The European Commission claims that new GMOs are needed for the European Green Deal and will contribute to adapt plants to extreme weather.
Fact check: Drought tolerant new GM plants are only a corporate promise so far. GMO science relies on predictability: editing a plant to respond one specific way in one specific context, based on one specific gene make-up. But building resilience to climate change means preparing for the opposite: rapidly changing climates, different soil conditions, and maximising diversity to ensure crop survival in the face of disease and disruption.
Friends of the Earth Europe's conclusion: Looking to gene technology for magical innovations that may or may not be developed in the future wastes time that we don’t have and just raises more questions and risks than it resolves. Agroecological farming techniques – which produce the majority of the world's food – prioritise production adapted to local conditions and farming in balance with nature, and are the most efficient solutions to the climate crisis in the farming sector.
The European Commission claims that new GMOs can’t be detected in seeds and food.
Fact check: Back in 2017, the European Commission already blocked the development of testing methods. As long as new GMOs are regulated as GMOs, companies that wish to market them are responsible for offering a testing method. The plan of the Commission to allow marketing without any detection methods delivered by the biotech sector increases the economic pressure for conventional farmers and even more so for the organic sector. Those who do not want to use new GMOs will be left with the burden of taking the appropriate measures and tests to avoid contamination of their products. The Commission focuses on minimising costs for the biotech sector and ignores the economic impacts for all the other operators of the food supply chain.

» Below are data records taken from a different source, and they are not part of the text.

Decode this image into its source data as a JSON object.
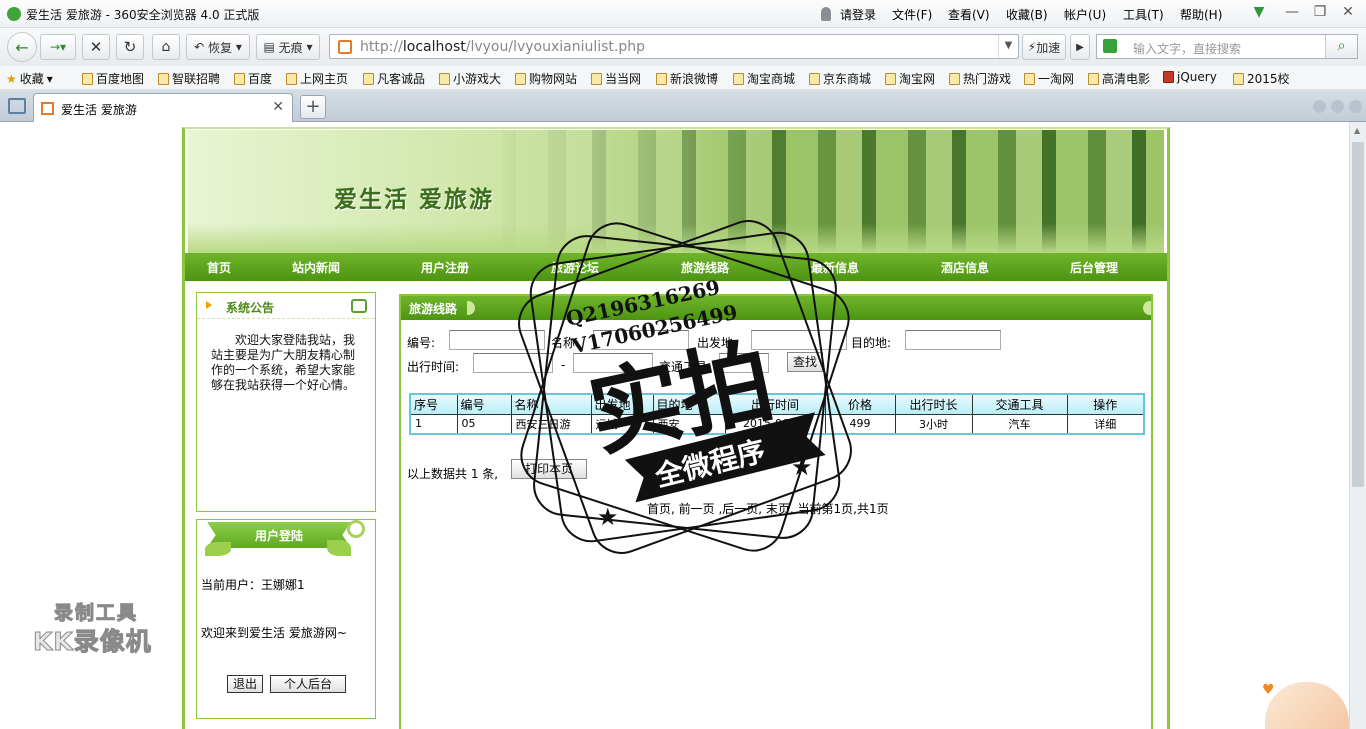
{
  "browser": {
    "window_title": "爱生活 爱旅游 - 360安全浏览器 4.0 正式版",
    "menus": [
      "请登录",
      "文件(F)",
      "查看(V)",
      "收藏(B)",
      "帐户(U)",
      "工具(T)",
      "帮助(H)"
    ],
    "restore_label": "恢复",
    "incognito_label": "无痕",
    "url_prefix": "http://",
    "url_host": "localhost",
    "url_path": "/lvyou/lvyouxianiulist.php",
    "accelerate_label": "加速",
    "search_placeholder": "输入文字，直接搜索",
    "bookmarks": [
      "收藏",
      "百度地图",
      "智联招聘",
      "百度",
      "上网主页",
      "凡客诚品",
      "小游戏大",
      "购物网站",
      "当当网",
      "新浪微博",
      "淘宝商城",
      "京东商城",
      "淘宝网",
      "热门游戏",
      "一淘网",
      "高清电影",
      "jQuery",
      "2015校"
    ],
    "tab_title": "爱生活 爱旅游"
  },
  "site": {
    "banner_title": "爱生活  爱旅游",
    "nav": [
      "首页",
      "站内新闻",
      "用户注册",
      "旅游论坛",
      "旅游线路",
      "最新信息",
      "酒店信息",
      "后台管理"
    ],
    "notice_title": "系统公告",
    "notice_body": "欢迎大家登陆我站，我站主要是为广大朋友精心制作的一个系统，希望大家能够在我站获得一个好心情。",
    "login_title": "用户登陆",
    "current_user": "当前用户：王娜娜1",
    "welcome": "欢迎来到爱生活 爱旅游网~",
    "logout_label": "退出",
    "backend_label": "个人后台"
  },
  "content": {
    "title": "旅游线路",
    "search": {
      "id_label": "编号:",
      "name_label": "名称:",
      "from_label": "出发地:",
      "dest_label": "目的地:",
      "time_label": "出行时间:",
      "range_sep": "-",
      "transport_label": "交通工具:",
      "search_button": "查找"
    },
    "columns": [
      "序号",
      "编号",
      "名称",
      "出发地",
      "目的地",
      "出行时间",
      "价格",
      "出行时长",
      "交通工具",
      "操作"
    ],
    "rows": [
      [
        "1",
        "05",
        "西安三日游",
        "运城",
        "西安",
        "2015-06-14",
        "499",
        "3小时",
        "汽车",
        "详细"
      ]
    ],
    "summary": "以上数据共  1  条,",
    "print_button": "打印本页",
    "pagination": "首页,  前一页  ,后一页,  末页,  当前第1页,共1页"
  },
  "overlay": {
    "stamp_line1": "Q2196316269",
    "stamp_line2": "V17060256499",
    "stamp_main": "实拍",
    "stamp_banner": "全微程序",
    "recorder_line1": "录制工具",
    "recorder_line2": "KK录像机"
  }
}
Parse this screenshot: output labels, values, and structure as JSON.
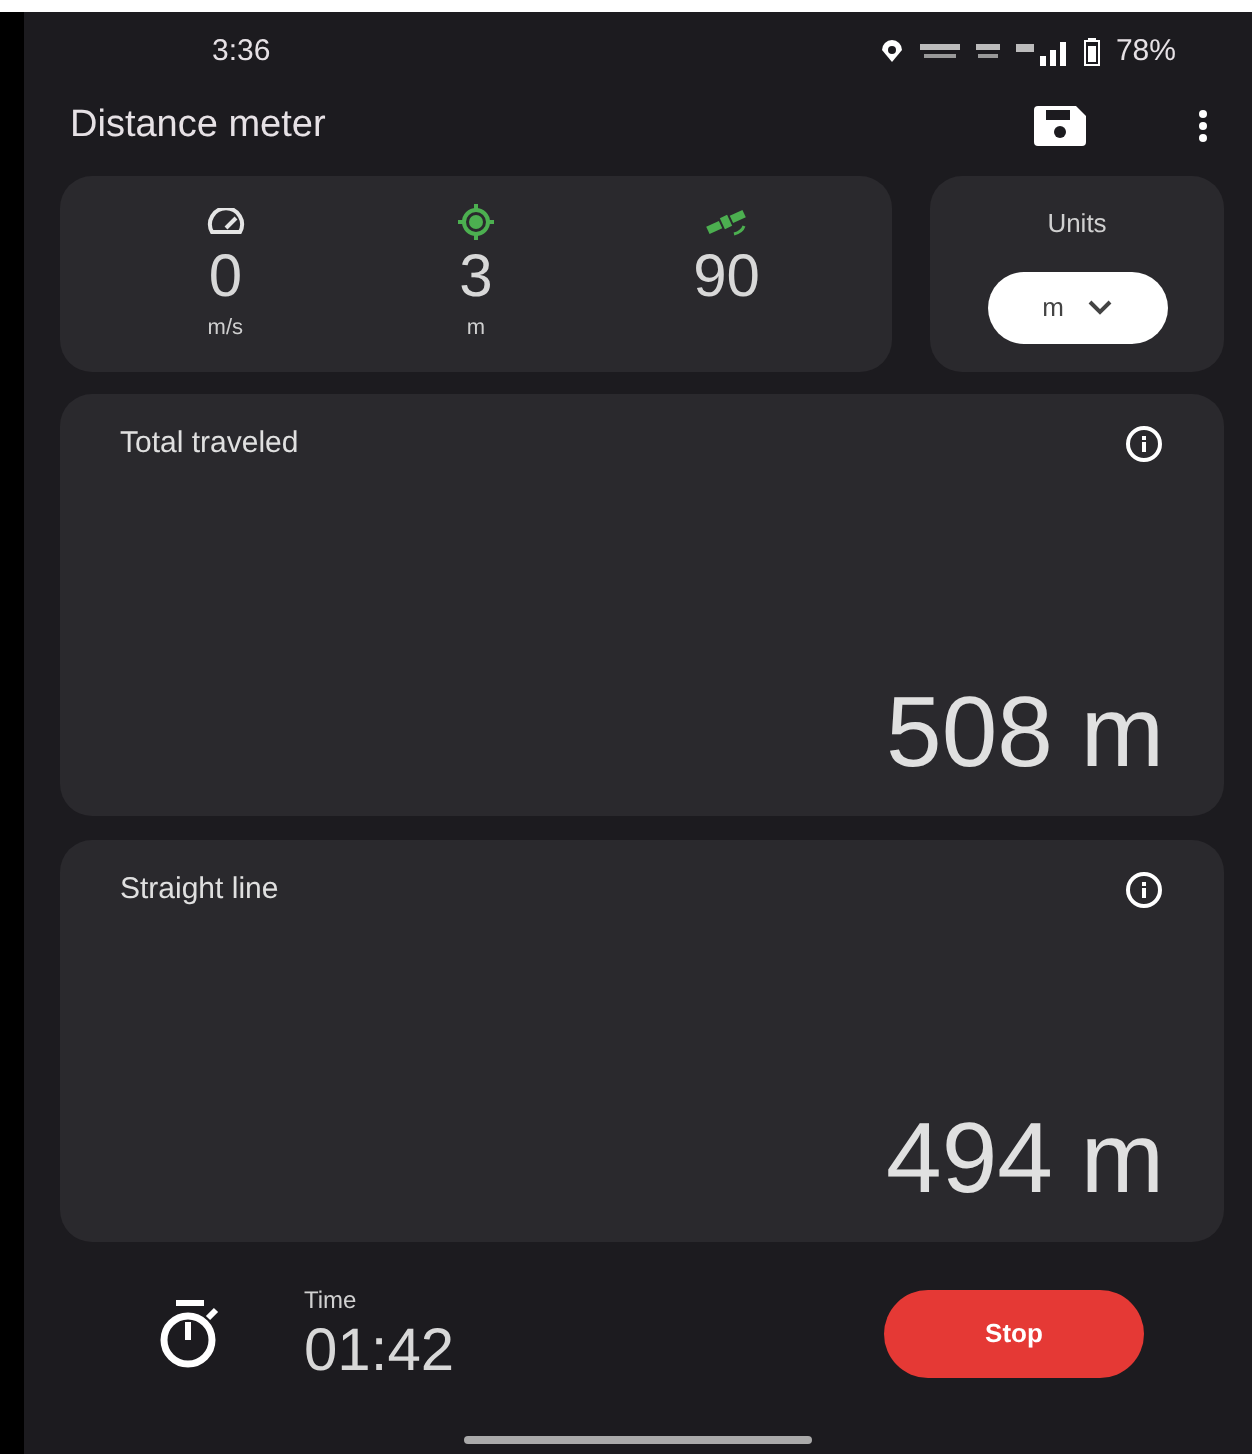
{
  "status_bar": {
    "time": "3:36",
    "battery": "78%"
  },
  "app_bar": {
    "title": "Distance meter"
  },
  "stats": [
    {
      "kind": "speed",
      "value": "0",
      "unit": "m/s"
    },
    {
      "kind": "accuracy",
      "value": "3",
      "unit": "m"
    },
    {
      "kind": "satellites",
      "value": "90"
    }
  ],
  "units": {
    "label": "Units",
    "value": "m"
  },
  "cards": [
    {
      "title": "Total traveled",
      "value": "508 m"
    },
    {
      "title": "Straight line",
      "value": "494 m"
    }
  ],
  "timer": {
    "label": "Time",
    "value": "01:42"
  },
  "stop_button": "Stop"
}
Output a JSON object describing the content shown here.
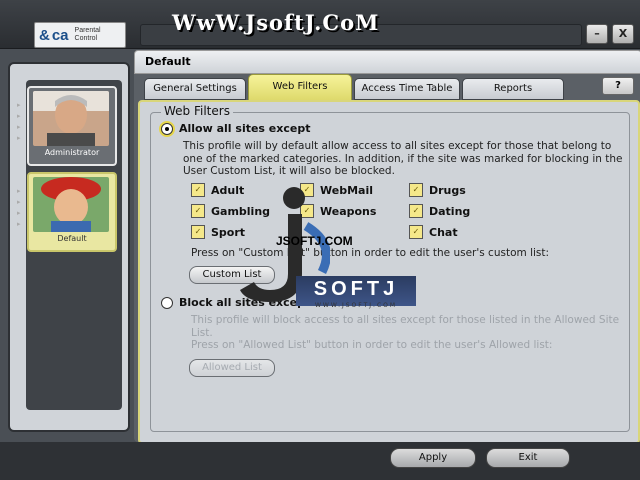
{
  "app": {
    "title_watermark": "WwW.JsoftJ.CoM",
    "logo": {
      "mark": "&",
      "brand": "ca",
      "product_line1": "Parental",
      "product_line2": "Control"
    },
    "minimize_label": "–",
    "close_label": "X"
  },
  "sidebar": {
    "profiles": [
      {
        "label": "Administrator",
        "selected": false
      },
      {
        "label": "Default",
        "selected": true
      }
    ]
  },
  "header": {
    "title": "Default",
    "help_label": "?"
  },
  "tabs": [
    {
      "label": "General Settings",
      "active": false
    },
    {
      "label": "Web Filters",
      "active": true
    },
    {
      "label": "Access Time Table",
      "active": false
    },
    {
      "label": "Reports",
      "active": false
    }
  ],
  "web_filters": {
    "group_title": "Web Filters",
    "allow_option": {
      "label": "Allow all sites except",
      "selected": true,
      "description": "This profile will by default allow access to all sites except for those that belong to one of the marked categories. In addition, if the site was marked for blocking in the User Custom List, it will also be blocked."
    },
    "categories": [
      {
        "label": "Adult",
        "checked": true
      },
      {
        "label": "WebMail",
        "checked": true
      },
      {
        "label": "Drugs",
        "checked": true
      },
      {
        "label": "Gambling",
        "checked": true
      },
      {
        "label": "Weapons",
        "checked": true
      },
      {
        "label": "Dating",
        "checked": true
      },
      {
        "label": "Sport",
        "checked": true
      },
      {
        "label": "Chat",
        "checked": true
      }
    ],
    "custom_list_hint": "Press on \"Custom List\" button in order to edit the user's custom list:",
    "custom_list_button": "Custom List",
    "block_option": {
      "label": "Block all sites except",
      "selected": false,
      "description_line1": "This profile will block access to all sites except for those listed in the Allowed Site List.",
      "description_line2": "Press on \"Allowed List\" button in order to edit the user's Allowed list:"
    },
    "allowed_list_button": "Allowed List"
  },
  "watermark": {
    "text": "JSOFTJ.COM",
    "logo_text": "SOFTJ",
    "logo_sub": "WWW.JSOFTJ.COM"
  },
  "footer": {
    "apply_label": "Apply",
    "exit_label": "Exit"
  }
}
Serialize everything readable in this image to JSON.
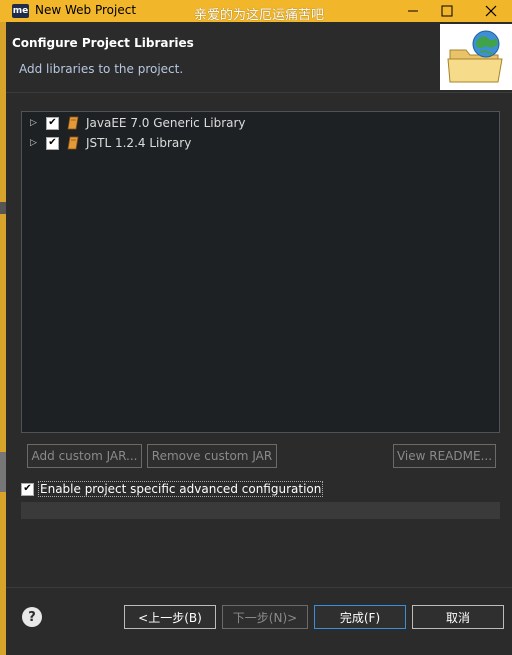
{
  "window": {
    "app_badge": "me",
    "title": "New Web Project",
    "overlay_text": "亲爱的为这厄运痛苦吧"
  },
  "header": {
    "title": "Configure Project Libraries",
    "subtitle": "Add libraries to the project."
  },
  "libraries": [
    {
      "label": "JavaEE 7.0 Generic Library",
      "checked": true
    },
    {
      "label": "JSTL 1.2.4 Library",
      "checked": true
    }
  ],
  "buttons": {
    "add_custom_jar": "Add custom JAR...",
    "remove_custom_jar": "Remove custom JAR",
    "view_readme": "View README..."
  },
  "advanced": {
    "label": "Enable project specific advanced configuration",
    "checked": true
  },
  "footer": {
    "back": "<上一步(B)",
    "next": "下一步(N)>",
    "finish": "完成(F)",
    "cancel": "取消"
  },
  "colors": {
    "titlebar": "#f2b62b",
    "dialog_bg": "#2b2b2b",
    "primary_border": "#3b8ed8"
  }
}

Friends of the Earth Europe's conclusion: As for already existing GMOs, the new generation also comes with detection challenges which should not be disregarded. Such challenges can only be resolved with support of EU and national research programmes.
 Bundesinstitut für Risikobewertung (BfR): Durchführung von Fokusgruppen zur Wahrnehmung des Genome Editings (CRISPR/Cas9), 2017, Abschlussbericht. https://mobil.bfr.bund.de/cm/350/durchfuehrung-von-fokusgruppen-zur-wahrnehmung-des-genome-editings-crispr-cas9.pdf
 Brinkman, D.K., Chen, T., de Haas, M., Holland, H.A, Akhtar, W., van Steensel, B. (2018) Kinetics and fidelity of the repair of Cas9-induced double-strand DNA breaks. Mol Cell 70:801-813, doi: 10.1016/j.molcel.2018.04.016
 FAO, 2014. The state of food and agriculture – innovation in family farming. Rome, http://www.fao.org/3/a-i4040e.pdf
 Leippert F, Darmaun M, Bernoux M and Mpheshea M. 2020. The potential of agroecology to build climate-resilient livelihoods and food systems. Rome. FAO and Biovision.
 “It was remarked that the ENGL could play a role in the discussion on detectability of new organisms generated with new techniques. SANTE explained that the ENGL is a very important network, but that the Commission decided to have a more open debate on this issue looking into the future from a broader perspective”. Minutes from ENGL meeting April 2017: http://gmo-crl.jrc.ec.europa.eu/ENGL/docs/ENGL-Plenary-27th.pdf
Source: Friends of the Earth Europe